* WORK TO COMPLETE *
Gather all lines from the material that contain "this".

* DATA SUPPLIED *
○ ○ ○ ○
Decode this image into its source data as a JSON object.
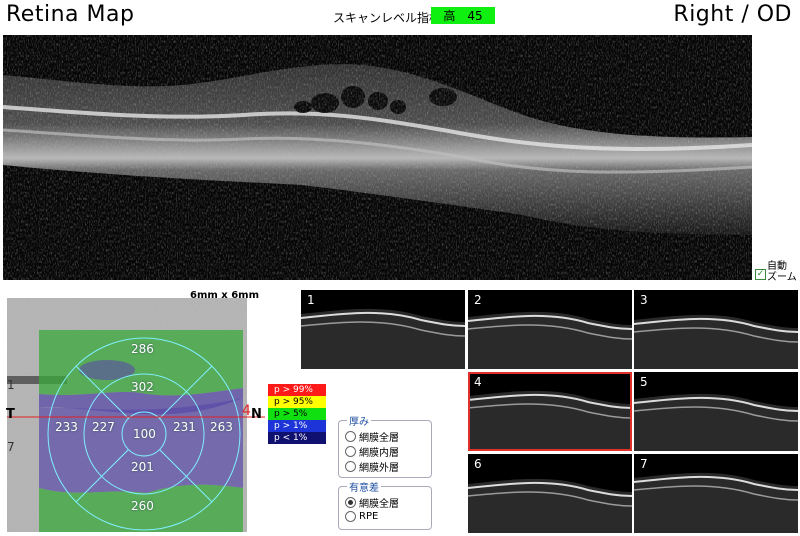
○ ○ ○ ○
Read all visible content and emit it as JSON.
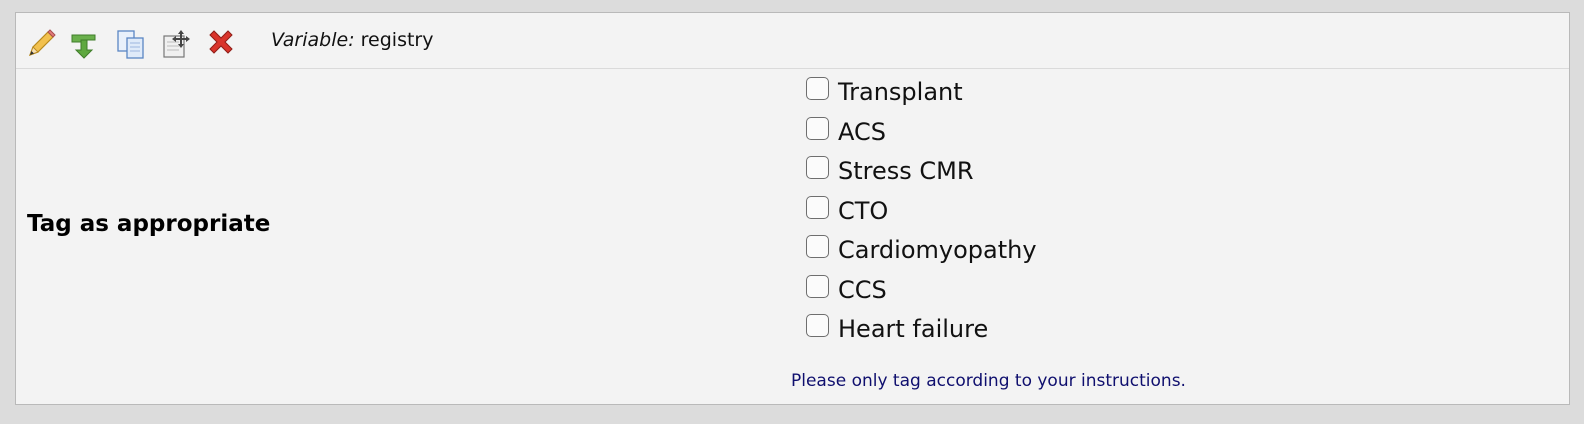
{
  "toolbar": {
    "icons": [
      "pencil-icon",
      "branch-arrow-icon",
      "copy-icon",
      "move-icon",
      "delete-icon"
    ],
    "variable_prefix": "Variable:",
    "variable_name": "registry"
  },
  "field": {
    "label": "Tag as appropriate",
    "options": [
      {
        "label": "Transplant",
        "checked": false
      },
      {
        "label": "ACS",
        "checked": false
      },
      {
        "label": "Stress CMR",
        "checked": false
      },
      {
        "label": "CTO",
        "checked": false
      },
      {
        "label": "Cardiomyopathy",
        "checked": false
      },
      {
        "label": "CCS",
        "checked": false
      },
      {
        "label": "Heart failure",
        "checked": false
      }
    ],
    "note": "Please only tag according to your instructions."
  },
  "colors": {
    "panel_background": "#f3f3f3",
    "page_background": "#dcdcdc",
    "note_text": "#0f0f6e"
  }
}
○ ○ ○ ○
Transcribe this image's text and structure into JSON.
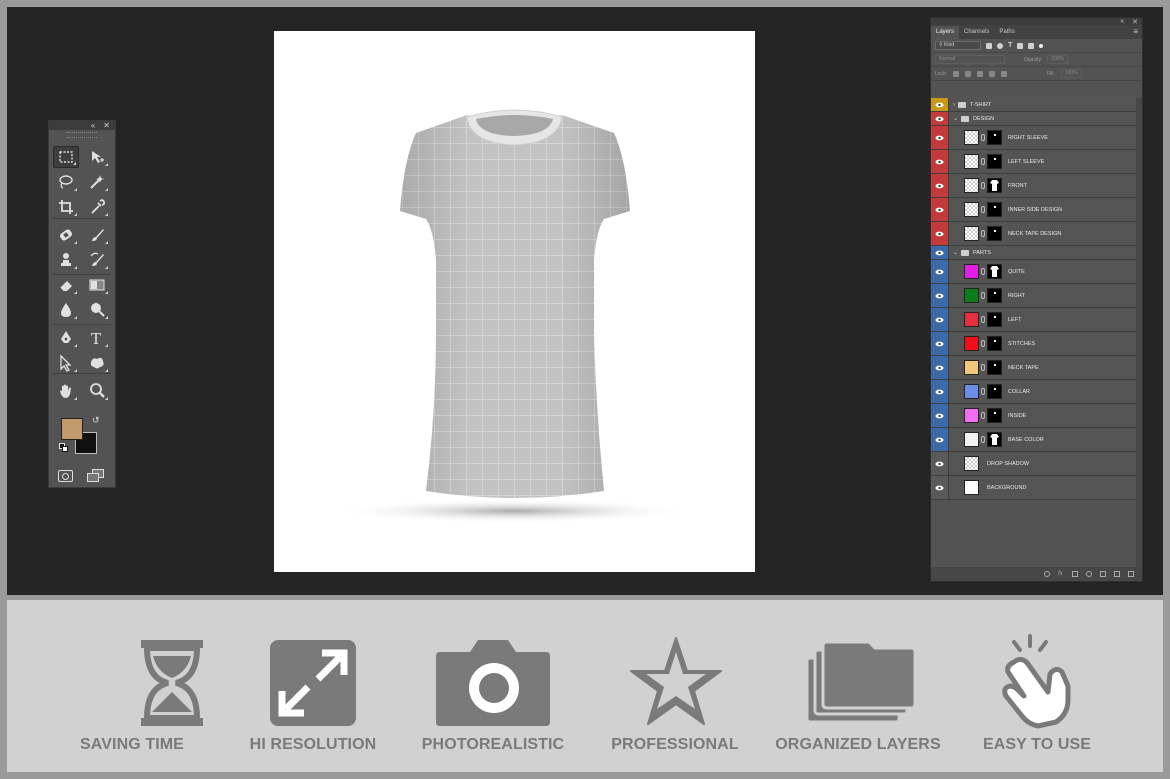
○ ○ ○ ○
* TASK RESULT *
Decode this image into its source data as a JSON object.
Transcribe this image's text and structure into JSON.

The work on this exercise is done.